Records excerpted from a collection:
►
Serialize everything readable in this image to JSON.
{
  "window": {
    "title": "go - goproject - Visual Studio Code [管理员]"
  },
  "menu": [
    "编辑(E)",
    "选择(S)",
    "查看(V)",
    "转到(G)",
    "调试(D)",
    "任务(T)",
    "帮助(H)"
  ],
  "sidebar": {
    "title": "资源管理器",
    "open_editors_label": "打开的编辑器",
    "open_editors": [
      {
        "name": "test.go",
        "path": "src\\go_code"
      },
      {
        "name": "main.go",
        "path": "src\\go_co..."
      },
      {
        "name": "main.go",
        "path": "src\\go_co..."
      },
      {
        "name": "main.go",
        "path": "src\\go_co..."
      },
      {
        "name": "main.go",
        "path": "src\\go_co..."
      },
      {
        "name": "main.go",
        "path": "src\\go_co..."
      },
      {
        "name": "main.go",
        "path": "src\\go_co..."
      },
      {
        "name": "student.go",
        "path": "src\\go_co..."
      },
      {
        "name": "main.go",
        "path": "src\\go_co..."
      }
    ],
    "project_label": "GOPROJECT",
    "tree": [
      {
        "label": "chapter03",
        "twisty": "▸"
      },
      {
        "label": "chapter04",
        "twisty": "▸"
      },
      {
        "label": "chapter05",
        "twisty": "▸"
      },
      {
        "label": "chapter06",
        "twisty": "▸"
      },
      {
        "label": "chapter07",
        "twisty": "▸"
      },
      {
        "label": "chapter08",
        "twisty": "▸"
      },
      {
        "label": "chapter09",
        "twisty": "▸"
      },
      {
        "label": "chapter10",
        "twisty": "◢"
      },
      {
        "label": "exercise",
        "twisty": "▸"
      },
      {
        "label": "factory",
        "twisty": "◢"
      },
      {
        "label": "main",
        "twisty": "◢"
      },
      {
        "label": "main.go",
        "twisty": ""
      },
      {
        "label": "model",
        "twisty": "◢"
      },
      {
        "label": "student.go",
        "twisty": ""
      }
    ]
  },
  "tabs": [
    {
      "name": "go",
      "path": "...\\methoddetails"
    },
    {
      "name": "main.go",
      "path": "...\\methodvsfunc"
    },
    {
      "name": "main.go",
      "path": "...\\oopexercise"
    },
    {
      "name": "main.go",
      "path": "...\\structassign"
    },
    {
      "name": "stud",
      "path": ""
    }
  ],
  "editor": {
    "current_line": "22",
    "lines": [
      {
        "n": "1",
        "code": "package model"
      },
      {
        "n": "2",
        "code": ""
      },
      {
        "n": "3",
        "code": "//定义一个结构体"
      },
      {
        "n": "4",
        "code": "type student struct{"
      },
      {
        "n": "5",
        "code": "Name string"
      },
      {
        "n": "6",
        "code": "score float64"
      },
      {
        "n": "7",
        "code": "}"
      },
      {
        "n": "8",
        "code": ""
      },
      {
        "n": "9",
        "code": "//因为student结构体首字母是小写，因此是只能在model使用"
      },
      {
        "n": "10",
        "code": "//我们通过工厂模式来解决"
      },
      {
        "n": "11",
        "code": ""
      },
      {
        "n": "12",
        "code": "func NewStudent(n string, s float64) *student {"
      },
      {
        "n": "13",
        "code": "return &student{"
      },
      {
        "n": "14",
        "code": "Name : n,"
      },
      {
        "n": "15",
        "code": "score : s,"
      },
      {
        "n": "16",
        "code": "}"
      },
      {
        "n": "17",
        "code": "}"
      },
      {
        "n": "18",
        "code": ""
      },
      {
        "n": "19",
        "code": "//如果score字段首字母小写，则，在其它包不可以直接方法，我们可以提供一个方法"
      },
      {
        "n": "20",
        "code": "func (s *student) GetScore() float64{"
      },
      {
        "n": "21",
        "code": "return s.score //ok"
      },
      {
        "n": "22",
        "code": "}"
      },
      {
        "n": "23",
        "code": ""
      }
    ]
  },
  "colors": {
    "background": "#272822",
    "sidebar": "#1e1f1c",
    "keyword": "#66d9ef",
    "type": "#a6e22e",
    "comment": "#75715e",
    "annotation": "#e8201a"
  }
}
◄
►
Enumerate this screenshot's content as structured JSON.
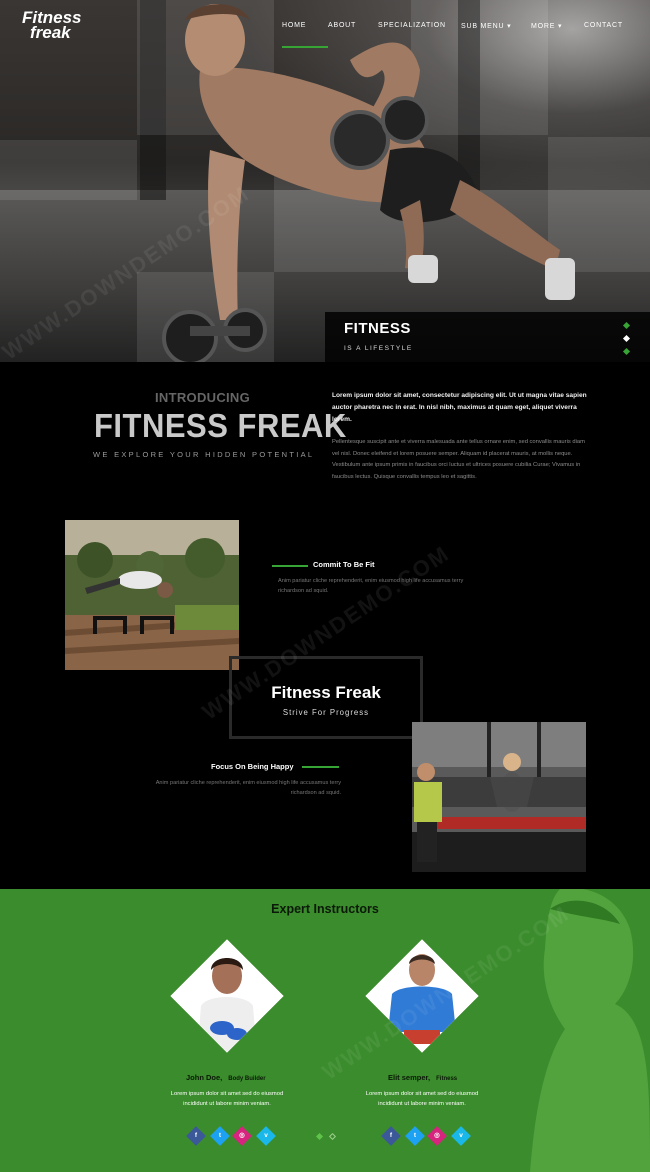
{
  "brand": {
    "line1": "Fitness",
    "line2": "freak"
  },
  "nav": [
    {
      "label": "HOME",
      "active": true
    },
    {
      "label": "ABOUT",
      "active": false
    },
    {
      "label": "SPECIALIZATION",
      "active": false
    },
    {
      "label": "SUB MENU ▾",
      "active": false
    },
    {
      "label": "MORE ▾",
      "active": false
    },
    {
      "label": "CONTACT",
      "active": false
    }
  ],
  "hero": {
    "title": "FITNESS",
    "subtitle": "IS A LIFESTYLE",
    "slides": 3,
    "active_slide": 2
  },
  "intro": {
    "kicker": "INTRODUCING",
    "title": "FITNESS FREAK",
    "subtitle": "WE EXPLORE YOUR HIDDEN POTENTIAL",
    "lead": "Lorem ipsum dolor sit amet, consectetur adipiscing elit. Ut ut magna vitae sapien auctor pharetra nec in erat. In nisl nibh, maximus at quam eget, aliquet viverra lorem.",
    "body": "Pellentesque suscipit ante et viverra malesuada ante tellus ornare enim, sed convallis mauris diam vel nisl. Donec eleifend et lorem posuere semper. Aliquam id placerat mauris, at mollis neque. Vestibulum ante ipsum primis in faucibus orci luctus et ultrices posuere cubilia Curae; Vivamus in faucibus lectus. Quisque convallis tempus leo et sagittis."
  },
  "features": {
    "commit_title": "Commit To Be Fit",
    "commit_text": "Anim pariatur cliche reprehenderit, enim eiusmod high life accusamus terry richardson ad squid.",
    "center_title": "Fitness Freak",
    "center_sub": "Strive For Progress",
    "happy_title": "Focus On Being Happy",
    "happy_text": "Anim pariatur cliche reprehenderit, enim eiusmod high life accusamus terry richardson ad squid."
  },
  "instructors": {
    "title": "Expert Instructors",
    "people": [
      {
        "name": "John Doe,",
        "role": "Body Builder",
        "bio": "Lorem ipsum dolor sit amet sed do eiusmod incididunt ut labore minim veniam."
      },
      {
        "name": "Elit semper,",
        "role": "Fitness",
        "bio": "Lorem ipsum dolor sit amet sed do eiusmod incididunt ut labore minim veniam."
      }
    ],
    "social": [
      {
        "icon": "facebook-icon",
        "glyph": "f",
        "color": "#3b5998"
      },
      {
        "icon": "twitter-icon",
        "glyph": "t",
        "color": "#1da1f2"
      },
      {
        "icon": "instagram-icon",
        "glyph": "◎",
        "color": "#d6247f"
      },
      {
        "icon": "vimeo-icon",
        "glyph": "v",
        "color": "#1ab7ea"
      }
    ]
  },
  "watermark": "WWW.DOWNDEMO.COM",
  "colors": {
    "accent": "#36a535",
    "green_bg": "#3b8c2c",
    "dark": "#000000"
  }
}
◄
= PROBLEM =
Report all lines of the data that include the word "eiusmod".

= EXPECTED ANSWER =
    "commit_text": "Anim pariatur cliche reprehenderit, enim eiusmod high life accusamus terry richardson ad squid.",
    "happy_text": "Anim pariatur cliche reprehenderit, enim eiusmod high life accusamus terry richardson ad squid."
        "bio": "Lorem ipsum dolor sit amet sed do eiusmod incididunt ut labore minim veniam."
        "bio": "Lorem ipsum dolor sit amet sed do eiusmod incididunt ut labore minim veniam."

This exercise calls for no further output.